• TASK: Copy the entries out again in full.

[Start of section]

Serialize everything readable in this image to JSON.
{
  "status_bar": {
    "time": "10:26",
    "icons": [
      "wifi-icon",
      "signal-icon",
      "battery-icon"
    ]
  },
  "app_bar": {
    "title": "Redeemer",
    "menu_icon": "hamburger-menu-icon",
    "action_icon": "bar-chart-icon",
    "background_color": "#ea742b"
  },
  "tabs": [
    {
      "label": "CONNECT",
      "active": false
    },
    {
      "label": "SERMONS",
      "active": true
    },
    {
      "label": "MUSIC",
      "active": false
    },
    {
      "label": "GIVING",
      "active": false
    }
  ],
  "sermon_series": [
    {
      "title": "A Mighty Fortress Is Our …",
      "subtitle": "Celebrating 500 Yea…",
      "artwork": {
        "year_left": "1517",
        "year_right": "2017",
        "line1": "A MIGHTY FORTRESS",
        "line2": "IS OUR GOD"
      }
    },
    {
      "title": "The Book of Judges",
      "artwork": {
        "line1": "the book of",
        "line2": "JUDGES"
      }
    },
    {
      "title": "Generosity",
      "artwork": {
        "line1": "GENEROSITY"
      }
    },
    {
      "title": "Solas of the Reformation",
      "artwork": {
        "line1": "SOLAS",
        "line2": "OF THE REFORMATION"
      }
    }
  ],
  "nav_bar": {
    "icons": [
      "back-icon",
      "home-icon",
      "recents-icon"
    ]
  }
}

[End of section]

• SOLVED EXERCISE:
Serialize everything readable in this image to JSON.
{
  "status_bar": {
    "time": "10:26",
    "icons": [
      "wifi-icon",
      "signal-icon",
      "battery-icon"
    ]
  },
  "app_bar": {
    "title": "Redeemer",
    "menu_icon": "hamburger-menu-icon",
    "action_icon": "bar-chart-icon",
    "background_color": "#ea742b"
  },
  "tabs": [
    {
      "label": "CONNECT",
      "active": false
    },
    {
      "label": "SERMONS",
      "active": true
    },
    {
      "label": "MUSIC",
      "active": false
    },
    {
      "label": "GIVING",
      "active": false
    }
  ],
  "sermon_series": [
    {
      "title": "A Mighty Fortress Is Our …",
      "subtitle": "Celebrating 500 Yea…",
      "artwork": {
        "year_left": "1517",
        "year_right": "2017",
        "line1": "A MIGHTY FORTRESS",
        "line2": "IS OUR GOD"
      }
    },
    {
      "title": "The Book of Judges",
      "artwork": {
        "line1": "the book of",
        "line2": "JUDGES"
      }
    },
    {
      "title": "Generosity",
      "artwork": {
        "line1": "GENEROSITY"
      }
    },
    {
      "title": "Solas of the Reformation",
      "artwork": {
        "line1": "SOLAS",
        "line2": "OF THE REFORMATION"
      }
    }
  ],
  "nav_bar": {
    "icons": [
      "back-icon",
      "home-icon",
      "recents-icon"
    ]
  }
}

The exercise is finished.